At this point you might be thinking Eric can’t be a good rider if a 390 Duke can keep up with him on a Gixxer Thou, but, trust me, Eric’s speed is well beyond average. He and I actually have a similar pace on the street – keeping a solid margin for error – so staying close to him (again, except for the longer straights) while on a one-lung roadster like the Duke is a veritable achievement. The richness of torque relative to its sub-400cc competition gives the KTM the rare-for-its-class option of two gears for any corner while maintaining entertaining velocities.
Later, we switched steeds for a few miles. Eric’s bike is an excellent example of how a competent superbike can be transformed into a better streetbike (project bike story, anyone?), endowing it with versatility for everything from errand running to sport touring. But on a tight canyon path, the sporty Gixxer GT felt a little like a Concours 14 after jumping off the crazy-agile Duke. Riding quickly required far more effort on the literbike: a much greater shove on the bars and much more concentration on monitoring and shedding speed. Honestly, the smiles were bigger and more frequent when aboard the Duke in these canyons.
Later, while enjoying the panoply of motorcycles at the Rock Store, we ran into a MO reader who wanted to know if I’d endorse him buying Aprilia’s new and awesome RSV4 RF. Well, I’d advocate the lusty ’Priller to anyone who could afford one, but Adam was already riding one of the best sportbikes ever made: BMW’s HP4. My advice was to keep his HP4 for track duty and augment his collection with a Tuono 1100 for sporty street riding.
Having become quickly acquainted, I suggested we mount up for more riding. I led our trio aboard the Duke, while Eric took the tail end to keep an eye on our new friend. Adam proved to be a good rider, showing promising speed while keeping himself in control – no squid indications even when I pulled away while unwinding the tightest sections more quickly than the superbikes could. There were a few times I coasted while waiting for my cohorts. We blitzed our way all the way down Latigo and had so much fun we turned around and rode it the other direction.
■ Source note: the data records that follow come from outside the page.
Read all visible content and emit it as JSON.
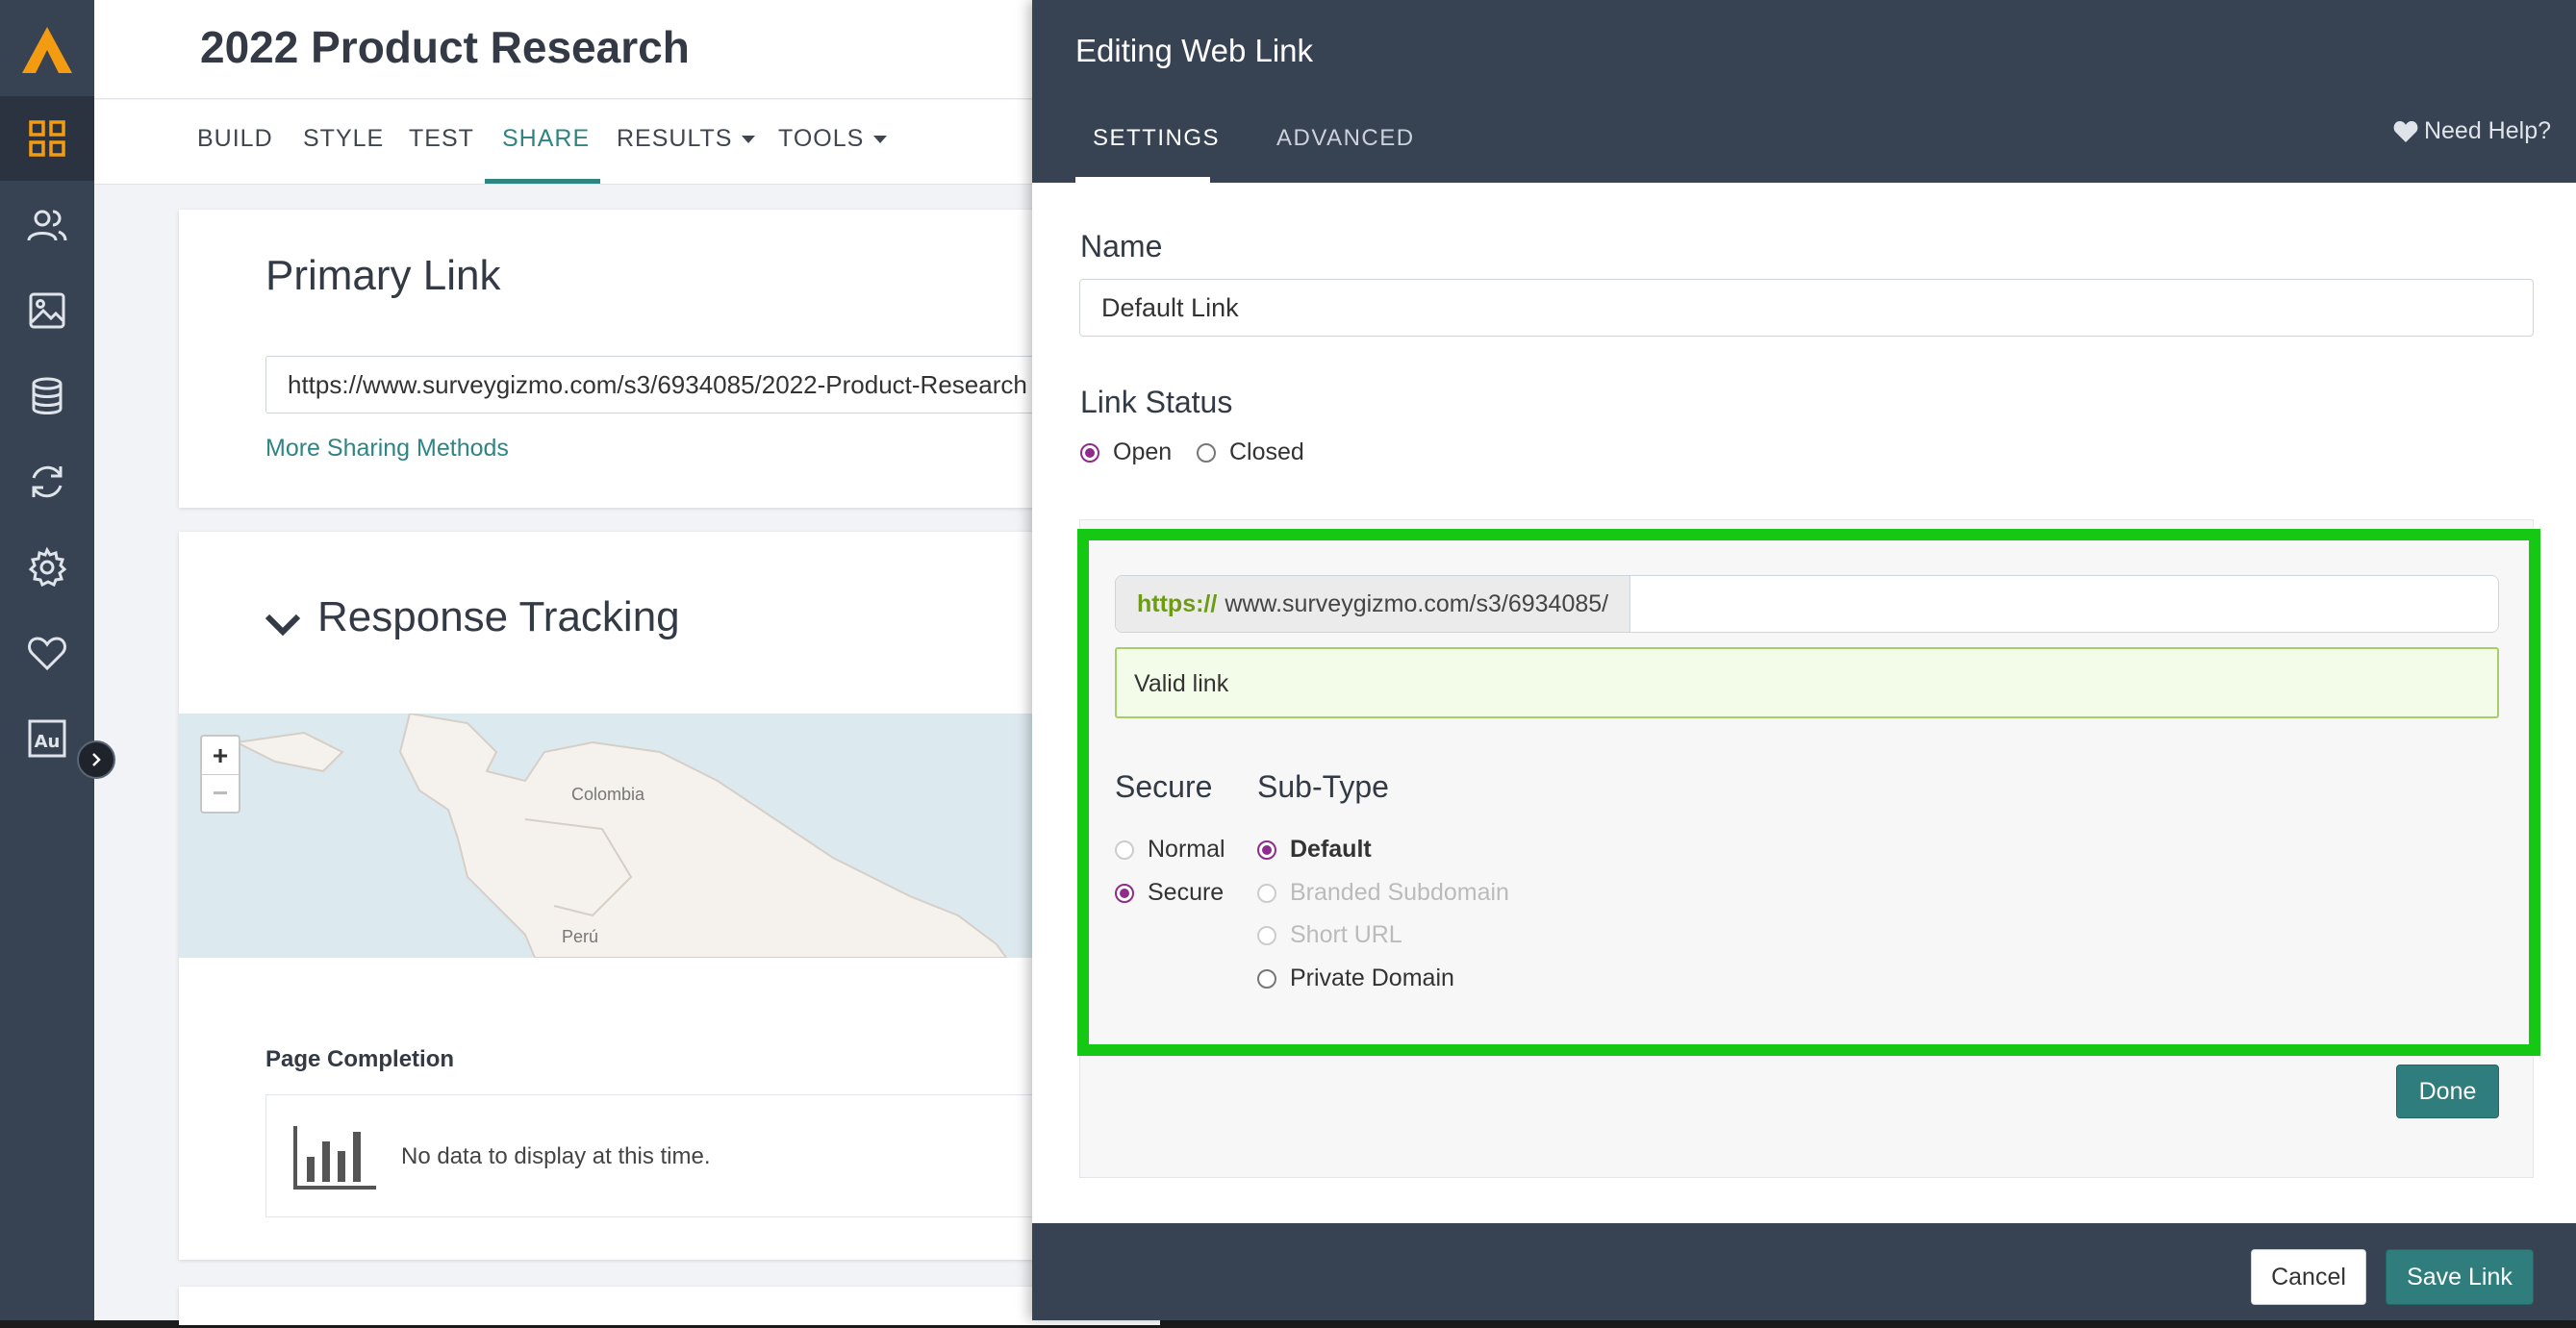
{
  "survey": {
    "title": "2022 Product Research"
  },
  "nav": {
    "tabs": [
      {
        "label": "BUILD"
      },
      {
        "label": "STYLE"
      },
      {
        "label": "TEST"
      },
      {
        "label": "SHARE"
      },
      {
        "label": "RESULTS"
      },
      {
        "label": "TOOLS"
      }
    ],
    "active_tab": "SHARE"
  },
  "sidebar": {
    "icons": [
      "logo-icon",
      "dashboard-grid-icon",
      "users-icon",
      "image-icon",
      "database-icon",
      "sync-icon",
      "gear-icon",
      "heart-icon",
      "au-text-icon"
    ]
  },
  "primary_link": {
    "title": "Primary Link",
    "url": "https://www.surveygizmo.com/s3/6934085/2022-Product-Research",
    "more_methods": "More Sharing Methods"
  },
  "response_tracking": {
    "title": "Response Tracking",
    "map_labels": {
      "colombia": "Colombia",
      "peru": "Perú"
    },
    "zoom_in": "+",
    "zoom_out": "−",
    "page_completion_label": "Page Completion",
    "empty_message": "No data to display at this time."
  },
  "panel": {
    "title": "Editing Web Link",
    "tabs": [
      {
        "label": "SETTINGS"
      },
      {
        "label": "ADVANCED"
      }
    ],
    "active_tab": "SETTINGS",
    "help": "Need Help?",
    "name_label": "Name",
    "name_value": "Default Link",
    "status_label": "Link Status",
    "status_options": [
      {
        "label": "Open",
        "checked": true
      },
      {
        "label": "Closed",
        "checked": false
      }
    ],
    "link": {
      "protocol": "https://",
      "base": "www.surveygizmo.com/s3/6934085/",
      "slug": ""
    },
    "validation": "Valid link",
    "secure_label": "Secure",
    "secure_options": [
      {
        "label": "Normal",
        "checked": false
      },
      {
        "label": "Secure",
        "checked": true
      }
    ],
    "subtype_label": "Sub-Type",
    "subtype_options": [
      {
        "label": "Default",
        "checked": true,
        "disabled": false
      },
      {
        "label": "Branded Subdomain",
        "checked": false,
        "disabled": true
      },
      {
        "label": "Short URL",
        "checked": false,
        "disabled": true
      },
      {
        "label": "Private Domain",
        "checked": false,
        "disabled": false
      }
    ],
    "done_label": "Done",
    "cancel_label": "Cancel",
    "save_label": "Save Link"
  },
  "colors": {
    "sidebar": "#374252",
    "accent_teal": "#2f8484",
    "radio_purple": "#8e2c8e",
    "highlight_green": "#14c814",
    "logo_orange": "#f39c12"
  }
}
Back at the Rock Store, Adam took his first close look at the KTM I was riding. He bent over to look at the engine and then glanced back with knitted eyebrows and a puzzled look on his face.
“Just one cylinder?” Adam queried. I grinned for the thousandth time that day and nodded in the affirmative. “But how does it have so much power?” he asked in disbelief.
It should be noted here that if I were to design a perfect road for a 390 Duke, it would look a lot like Latigo, so the scale of the environment played a significant factor in how quickly it could be ridden. In the confined spaces of the roads in the Santa Monica Mountains, the 390 Duke can run with almost anything due to its extreme agility, relatively broad powerband and solid chassis.
Sure, I could wish for stronger brakes, larger readouts on the gauges and a smoother gearbox, but the Duke is an incredible value for its $4,999 MSRP. It has unparalleled equipment in its class, easily cruises at 80 mph and above (I once saw 110 mph on its speedo…), and, to my eyes, it looks cooler than most bikes costing thousands of dollars extra.
If you’re a basketball player or sumo wrestler, there’s a fairly good chance you’ll feel cramped on the 390. But for little old me on those canyon roads, it was hard to imagine I could have more fun on almost any other bike. (Well, I do have excruciatingly fond memories of this one.)
On that bright, sunny Sunday aboard the 390 Duke, the old adage “It’s more fun to ride a slow bike fast than a fast bike slow” was put into sharp focus. And if it can be true for me – someone who has ridden the fastest production motorcycles ever made – I hope you can see the possible relevance to you.